A parliamentary inquiry will test the public mood about redeveloping the Australian War Memorial's World War I galleries, including the historic dioramas depicting grim battle scenes.
Some of the dioramas, such as the depiction of Lone Pine, pre-date the memorial's Canberra building and were originally installed at the Melbourne site.
The memorial wants to bring the galleries up to standards demanded by the public, noting the layout is confusing to visitors as well as being poorly lit and not conforming to building standards.
The public works committee said on Friday it would conduct a public hearing early next year on the $32 million project, in accordance with legislation.
Earlier this year The Canberra Times was first to report that Prime Minister Julia Gillard would commit the money for the project as part of the Anzac Centenary Program 2014-2018.
Ms Gillard reassured the service community the heritage-listed dioramas would be carefully preserved.
The grant will allow the memorial to rearrange the display to put the handmade scenes in chronological order.
The memorial will also use the money to upgrade the entire gallery and introduce computer-based interactive programs.
In its submission to the inquiry, the memorial says the World War I galleries in their current form have ''inefficient lighting … [and] a confusing narrative lacking geographical and chronological order''.
Veterans Affairs Minister Warren Snowdon has been made the Minister Assisting the Prime Minister on the Centenary of Anzac to ensure the commemorations are given priority.
He believes the refurbishment of the World War I galleries will be a fitting tribute to the 400,000 Australians who served in that theatre.
The main building of the war memorial was completed in 1941 but it was not until 1971 that the eastern and western wings were added, finally allowing room for adequate display of World War II material.
The dioramas date back to the beginning of the memorial.
One, titled Somme Winter, depicts a trench located west of Gueudecourt, showing the grim conditions in which Australians fought and lived.
The small funk hole, roofed by duckboard and covered with a waterproof sheet, is where the men mostly slept during winter.

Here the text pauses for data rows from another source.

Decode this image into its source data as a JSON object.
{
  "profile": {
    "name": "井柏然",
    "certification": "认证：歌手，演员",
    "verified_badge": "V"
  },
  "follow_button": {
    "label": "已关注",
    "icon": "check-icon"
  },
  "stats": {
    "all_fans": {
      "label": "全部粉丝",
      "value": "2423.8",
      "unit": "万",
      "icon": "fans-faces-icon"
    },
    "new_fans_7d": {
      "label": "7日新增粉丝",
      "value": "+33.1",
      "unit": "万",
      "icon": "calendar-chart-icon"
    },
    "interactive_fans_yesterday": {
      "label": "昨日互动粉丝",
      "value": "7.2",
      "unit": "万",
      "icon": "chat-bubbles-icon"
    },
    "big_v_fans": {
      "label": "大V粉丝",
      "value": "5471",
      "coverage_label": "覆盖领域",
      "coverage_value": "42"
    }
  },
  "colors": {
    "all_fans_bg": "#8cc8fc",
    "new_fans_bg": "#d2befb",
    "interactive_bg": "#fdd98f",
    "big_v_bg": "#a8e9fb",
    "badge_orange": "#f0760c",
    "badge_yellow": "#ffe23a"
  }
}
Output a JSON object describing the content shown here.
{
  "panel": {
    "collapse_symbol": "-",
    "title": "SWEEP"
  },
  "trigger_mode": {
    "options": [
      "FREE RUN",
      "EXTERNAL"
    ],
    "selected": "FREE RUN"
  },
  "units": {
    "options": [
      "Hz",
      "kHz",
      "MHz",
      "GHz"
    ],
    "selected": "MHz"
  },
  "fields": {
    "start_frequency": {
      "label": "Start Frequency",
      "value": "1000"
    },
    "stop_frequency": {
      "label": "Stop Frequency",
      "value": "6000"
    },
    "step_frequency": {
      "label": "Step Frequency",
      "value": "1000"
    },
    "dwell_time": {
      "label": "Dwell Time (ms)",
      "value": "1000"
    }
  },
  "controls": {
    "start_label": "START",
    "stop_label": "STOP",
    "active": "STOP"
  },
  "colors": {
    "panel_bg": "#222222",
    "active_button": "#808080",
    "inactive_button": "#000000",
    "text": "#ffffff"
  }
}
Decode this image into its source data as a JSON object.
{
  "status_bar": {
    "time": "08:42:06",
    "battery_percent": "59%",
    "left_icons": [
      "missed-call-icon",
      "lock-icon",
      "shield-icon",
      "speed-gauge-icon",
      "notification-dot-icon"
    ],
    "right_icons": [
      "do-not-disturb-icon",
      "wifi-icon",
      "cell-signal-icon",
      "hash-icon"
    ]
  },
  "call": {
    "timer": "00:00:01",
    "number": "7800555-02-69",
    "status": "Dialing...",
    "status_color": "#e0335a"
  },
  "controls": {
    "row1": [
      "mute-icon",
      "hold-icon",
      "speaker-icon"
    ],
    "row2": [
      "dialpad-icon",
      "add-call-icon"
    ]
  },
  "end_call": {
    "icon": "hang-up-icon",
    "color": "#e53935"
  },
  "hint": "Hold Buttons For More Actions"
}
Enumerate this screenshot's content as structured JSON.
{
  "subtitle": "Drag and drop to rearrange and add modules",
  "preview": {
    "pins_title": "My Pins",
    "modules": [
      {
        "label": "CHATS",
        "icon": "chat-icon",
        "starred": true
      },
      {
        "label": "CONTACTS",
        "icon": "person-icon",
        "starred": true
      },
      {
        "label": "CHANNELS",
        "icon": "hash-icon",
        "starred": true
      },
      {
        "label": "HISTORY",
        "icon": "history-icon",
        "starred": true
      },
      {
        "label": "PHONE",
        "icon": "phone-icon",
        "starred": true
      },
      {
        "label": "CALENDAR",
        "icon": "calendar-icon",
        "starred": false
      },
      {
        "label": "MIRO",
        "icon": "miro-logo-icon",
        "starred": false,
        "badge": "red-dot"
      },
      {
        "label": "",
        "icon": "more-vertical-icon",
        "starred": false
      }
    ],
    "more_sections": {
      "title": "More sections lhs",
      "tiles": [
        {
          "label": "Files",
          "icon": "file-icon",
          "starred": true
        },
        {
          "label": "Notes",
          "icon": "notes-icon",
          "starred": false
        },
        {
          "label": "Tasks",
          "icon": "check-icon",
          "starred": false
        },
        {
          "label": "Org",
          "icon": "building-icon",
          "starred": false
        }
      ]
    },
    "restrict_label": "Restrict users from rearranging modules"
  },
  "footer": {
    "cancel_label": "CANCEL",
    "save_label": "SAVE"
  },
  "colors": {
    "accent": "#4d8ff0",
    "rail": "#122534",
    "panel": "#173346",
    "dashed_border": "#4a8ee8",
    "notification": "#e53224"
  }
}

The dioramas were first suggested by official war artist Will Dyson and official war historian Charles Bean, to give a more vivid impression of war than conveyed through photographs and paintings.
The memorial says the dioramas were designed to create an emotional account of the experiences of Australians who fought in the First World War.
The First World War galleries are one of the last remaining areas to be redeveloped at the memorial, with work expected to be complete by the end of 2014.